US trucking industry between a rock and a hard place

In News3 MinutesBy NZ Trucking magazineSeptember 2, 2021

Application rates for trucker jobs in the United States are falling, despite big increases in job advertisements, according to a US recruiter.

In a blog post on, Oliver Feakins, president of All Truck Jobs, a job recruitment site for truck drivers and carriers, said application rates are falling despite a 100% increase in trucking companies on its board and job counts increasing by more than 30%.

Feakins said the drop in applications shows drivers are being selective in their job choices.

“The demand for their skills is at a fever pitch and companies who want to stay competitive are rolling out generous pay packages and more home time to attract them,” he said.

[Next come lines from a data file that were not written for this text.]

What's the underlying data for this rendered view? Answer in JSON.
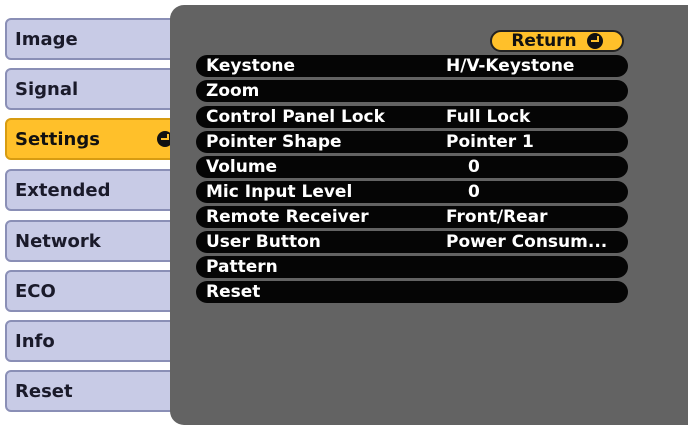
{
  "sidebar": {
    "items": [
      {
        "label": "Image"
      },
      {
        "label": "Signal"
      },
      {
        "label": "Settings"
      },
      {
        "label": "Extended"
      },
      {
        "label": "Network"
      },
      {
        "label": "ECO"
      },
      {
        "label": "Info"
      },
      {
        "label": "Reset"
      }
    ],
    "active_index": 2
  },
  "panel": {
    "return_label": "Return",
    "rows": [
      {
        "label": "Keystone",
        "value": "H/V-Keystone"
      },
      {
        "label": "Zoom",
        "value": ""
      },
      {
        "label": "Control Panel Lock",
        "value": "Full Lock"
      },
      {
        "label": "Pointer Shape",
        "value": "Pointer 1"
      },
      {
        "label": "Volume",
        "value": "0"
      },
      {
        "label": "Mic Input Level",
        "value": "0"
      },
      {
        "label": "Remote Receiver",
        "value": "Front/Rear"
      },
      {
        "label": "User Button",
        "value": "Power Consum..."
      },
      {
        "label": "Pattern",
        "value": ""
      },
      {
        "label": "Reset",
        "value": ""
      }
    ]
  },
  "colors": {
    "active_tab": "#ffc02a",
    "inactive_tab": "#c8cbe6",
    "panel_bg": "#636363",
    "row_bg": "#050505"
  },
  "icons": {
    "enter": "enter-icon"
  }
}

Prior to the Covid-19 pandemic, Feakins said trucking companies in the US had been “growing at aggressive rates”. However, once lockdowns started, companies saw available freight dry up and many carriers had to lay off drivers, while some companies went out of business.

“This created a surplus of drivers fighting for limited jobs,” he said.

According to a Bureau of Labor Statistics report, 88,000 jobs disappeared in the truck transportation sector in April 2020, a 6.2% year-over-year decline.

In January 2021, the American Trucking Association and dozens of state trucking associations called on the Centers for Disease Control and Prevention’s Advisory Committee on Immunization Practices to reclassify truck drivers into priority group ‘1b’ of the committee’s vaccination order recommendations.

In February, ATA also submitted a letter to the U.S. Department of Transportation and the Centers for Disease Control and Prevention, requesting it revise its guidance on mask requirements for team drivers. DOT updated its guidance stating team drivers are not required to wear a mask in the cab of a commercial motor vehicle if the vehicle occupants are individuals who all live in the same household and are the only persons in the vehicle.

According to Feakins, there is frustration amongst motor carriers trying to hire drivers.

“Some trucking companies blame the extended unemployment benefits for the lack of driver interest. In some cases, the government’s additional unemployment compensation amounts came within 30% or even exceeded, potential driver income,” he said.

He expects to see a significant shift in the hiring and recruiting trends of truck drivers as the economy expands, unemployment compensation contracts and supply chain issues are corrected.

“Carriers need to understand that the shortage is real, and they need to align expectations and become competitive to thrive,” Feakins said.

“Trucking companies that fail to meet the demands of the market will have to spend far more money to hire or fail to staff their trucks and move their freight. Just like the pandemic, this is something that the industry is navigating together, and nobody is immune. I believe it will take many years for the market to correct itself.